As our people and small businesses hold on for their lives and livelihoods, many are wondering what happened to the grand promise of unfettered capitalism. What happened to the promise of endless growth? Of the greatness of the free market?
The sheer inadequacy of the market to respond to this pandemic, the utter weakness of big business to pull us out of this mess is itself a master lesson in economics. It’s also an indictment of extreme capitalism.
It’s not the markets that are saving us now; it’s our governments, led by a prime minister and premiers and talented bureaucrats who have learned that they have the tools at their disposal to chart a course for the public good. And how silly we ever once thought that hundreds of corporations, all working in their own self-interest, could a country make.Read more
"Be fast and have no regrets."
That was the defining quote from the March 13 COVID-19 briefing at the World Health Organization, spoken by Dr. Michael Ryan, the World Health Organization (WHO) executive director of health emergencies. "Speed trumps perfection," he added. "The greatest error is not to move."
It's a piece of advice that is worthy of consideration not just in the health policies Canada is putting forward to combat the effects of coronavirus, but in economic policy as well.Read more
What happens when we’re young shapes us for life.
That seems obvious, but it’s worth keeping in mind, particularly when we ponder the stubborn persistence of poverty in one of the world’s richest countries.
Hugh Segal — former senator, longtime professor, lifetime politico — was born in Montreal in 1950, an “edge-of-poverty working class kid,” as he refers to his upbringing in the book.
One frigid winter day in the 1950s, his oft-unemployed cab-driver dad gave young Hugh’s treasured wooden toy box to a neighbour living in the same triplex. The man didn’t have the money to fuel his furnace. Young Hugh resented this act of charity. He would later come to understand that there were people poorer than the Segals.
His family scraped by, navigating setbacks familiar to people living with less. The events seared themselves into his consciousness.

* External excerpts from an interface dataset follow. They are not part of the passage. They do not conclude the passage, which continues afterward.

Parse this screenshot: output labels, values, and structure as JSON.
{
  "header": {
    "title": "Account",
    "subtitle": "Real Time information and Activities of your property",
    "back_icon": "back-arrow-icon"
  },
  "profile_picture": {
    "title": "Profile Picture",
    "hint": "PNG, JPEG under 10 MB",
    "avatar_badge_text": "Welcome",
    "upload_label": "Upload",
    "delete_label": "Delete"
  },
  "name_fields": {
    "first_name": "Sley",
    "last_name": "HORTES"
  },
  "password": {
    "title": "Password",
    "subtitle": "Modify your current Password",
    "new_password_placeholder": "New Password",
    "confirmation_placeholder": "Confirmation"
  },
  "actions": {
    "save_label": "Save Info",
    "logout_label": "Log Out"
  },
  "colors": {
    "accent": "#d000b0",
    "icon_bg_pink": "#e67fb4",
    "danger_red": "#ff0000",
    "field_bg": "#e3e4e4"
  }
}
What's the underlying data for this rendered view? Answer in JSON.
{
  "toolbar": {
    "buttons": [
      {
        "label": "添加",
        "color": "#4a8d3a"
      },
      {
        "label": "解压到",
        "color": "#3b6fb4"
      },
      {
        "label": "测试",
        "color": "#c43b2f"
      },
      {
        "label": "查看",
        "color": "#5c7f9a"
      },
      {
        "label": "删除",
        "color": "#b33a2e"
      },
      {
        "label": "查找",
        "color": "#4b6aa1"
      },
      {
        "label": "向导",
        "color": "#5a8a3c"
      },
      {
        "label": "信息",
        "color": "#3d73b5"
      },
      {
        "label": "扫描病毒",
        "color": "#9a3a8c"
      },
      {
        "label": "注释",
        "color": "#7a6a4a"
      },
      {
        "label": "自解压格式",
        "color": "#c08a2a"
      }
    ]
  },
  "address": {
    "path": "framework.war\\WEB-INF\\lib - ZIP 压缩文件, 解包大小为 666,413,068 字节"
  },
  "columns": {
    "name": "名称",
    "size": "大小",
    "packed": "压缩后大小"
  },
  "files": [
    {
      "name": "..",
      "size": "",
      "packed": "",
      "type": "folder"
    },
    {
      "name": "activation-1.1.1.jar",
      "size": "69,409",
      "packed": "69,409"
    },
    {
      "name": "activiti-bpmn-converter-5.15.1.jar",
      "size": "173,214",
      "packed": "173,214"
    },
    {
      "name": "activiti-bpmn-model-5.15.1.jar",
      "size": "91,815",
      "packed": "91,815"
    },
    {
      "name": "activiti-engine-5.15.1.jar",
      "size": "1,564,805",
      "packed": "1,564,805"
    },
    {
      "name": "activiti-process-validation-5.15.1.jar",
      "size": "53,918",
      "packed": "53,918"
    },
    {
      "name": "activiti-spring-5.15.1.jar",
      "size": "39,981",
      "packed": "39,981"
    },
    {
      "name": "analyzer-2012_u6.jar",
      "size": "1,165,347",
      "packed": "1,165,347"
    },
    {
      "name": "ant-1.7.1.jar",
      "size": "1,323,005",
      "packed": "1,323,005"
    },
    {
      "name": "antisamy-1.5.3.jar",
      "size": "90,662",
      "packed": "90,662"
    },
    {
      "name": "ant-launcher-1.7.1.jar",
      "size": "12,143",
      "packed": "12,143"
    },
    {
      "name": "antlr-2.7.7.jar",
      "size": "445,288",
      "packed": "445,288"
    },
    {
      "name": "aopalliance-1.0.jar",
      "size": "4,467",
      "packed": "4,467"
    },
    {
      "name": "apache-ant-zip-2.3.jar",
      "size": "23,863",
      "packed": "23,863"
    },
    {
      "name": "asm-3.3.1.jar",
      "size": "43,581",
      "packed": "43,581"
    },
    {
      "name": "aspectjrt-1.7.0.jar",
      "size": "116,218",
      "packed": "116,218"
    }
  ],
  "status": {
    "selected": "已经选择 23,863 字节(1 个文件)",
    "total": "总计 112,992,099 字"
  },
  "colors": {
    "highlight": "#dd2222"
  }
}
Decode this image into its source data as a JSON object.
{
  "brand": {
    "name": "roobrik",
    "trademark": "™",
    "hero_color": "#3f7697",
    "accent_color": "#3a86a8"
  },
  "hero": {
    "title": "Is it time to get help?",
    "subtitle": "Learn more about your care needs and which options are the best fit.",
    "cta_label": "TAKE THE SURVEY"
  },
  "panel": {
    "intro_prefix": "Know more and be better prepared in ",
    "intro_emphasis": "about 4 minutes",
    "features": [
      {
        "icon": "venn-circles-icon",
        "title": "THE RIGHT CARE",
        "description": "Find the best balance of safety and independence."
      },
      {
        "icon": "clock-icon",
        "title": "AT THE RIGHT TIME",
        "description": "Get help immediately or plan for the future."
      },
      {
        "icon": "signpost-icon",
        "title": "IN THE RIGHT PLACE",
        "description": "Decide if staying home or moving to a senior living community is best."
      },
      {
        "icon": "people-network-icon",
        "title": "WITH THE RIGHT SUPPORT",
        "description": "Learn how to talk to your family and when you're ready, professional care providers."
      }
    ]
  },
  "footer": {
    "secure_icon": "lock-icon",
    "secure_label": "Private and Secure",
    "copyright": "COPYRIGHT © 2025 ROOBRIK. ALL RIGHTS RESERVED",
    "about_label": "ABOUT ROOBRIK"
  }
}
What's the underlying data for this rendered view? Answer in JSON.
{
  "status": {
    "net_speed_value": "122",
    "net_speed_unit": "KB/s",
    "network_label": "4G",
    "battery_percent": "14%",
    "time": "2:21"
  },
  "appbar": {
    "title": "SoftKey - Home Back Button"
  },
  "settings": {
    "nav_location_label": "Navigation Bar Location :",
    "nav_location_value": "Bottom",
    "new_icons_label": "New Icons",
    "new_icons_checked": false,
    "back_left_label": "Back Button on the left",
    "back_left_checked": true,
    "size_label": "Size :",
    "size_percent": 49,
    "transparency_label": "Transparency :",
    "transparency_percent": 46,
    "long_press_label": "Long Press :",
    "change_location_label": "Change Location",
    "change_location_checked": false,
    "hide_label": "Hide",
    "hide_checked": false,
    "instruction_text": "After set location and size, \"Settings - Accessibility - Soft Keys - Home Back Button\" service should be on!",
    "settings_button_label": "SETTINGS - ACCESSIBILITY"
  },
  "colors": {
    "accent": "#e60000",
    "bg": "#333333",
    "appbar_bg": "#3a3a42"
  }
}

“A bailiff arriving to seize your dad’s car and empty the house of furniture is not something that fades into distant memory. It stays with you, like a dark spot at the edge of a slice of bread,” he reflects.Read more
The idea of an unconditional basic income (UBI) floor where everyone starts with the same minimum amount of money as everyone else each month as an economic right of citizenship is not a new idea. UBI is an idea with a long history and thus a long history of support.
Among that support exists a number of Nobel prize winners.
The following is a compilation of some of those names and what they've said about UBI in recent years.Read more
Good Men Project
In Canadian policy circles, Basic Income has come to mean a stipend paid to families or individuals without the many conditions and rules that govern existing income assistance programs. The amount received is gradually reduced as income from other sources increases.
However, Basic Income is not just about welfare reform. A Basic Income is most valuable to people in the middle class and those hoping to join them. Here’s why a Canadian Basic Income is inevitable.Read more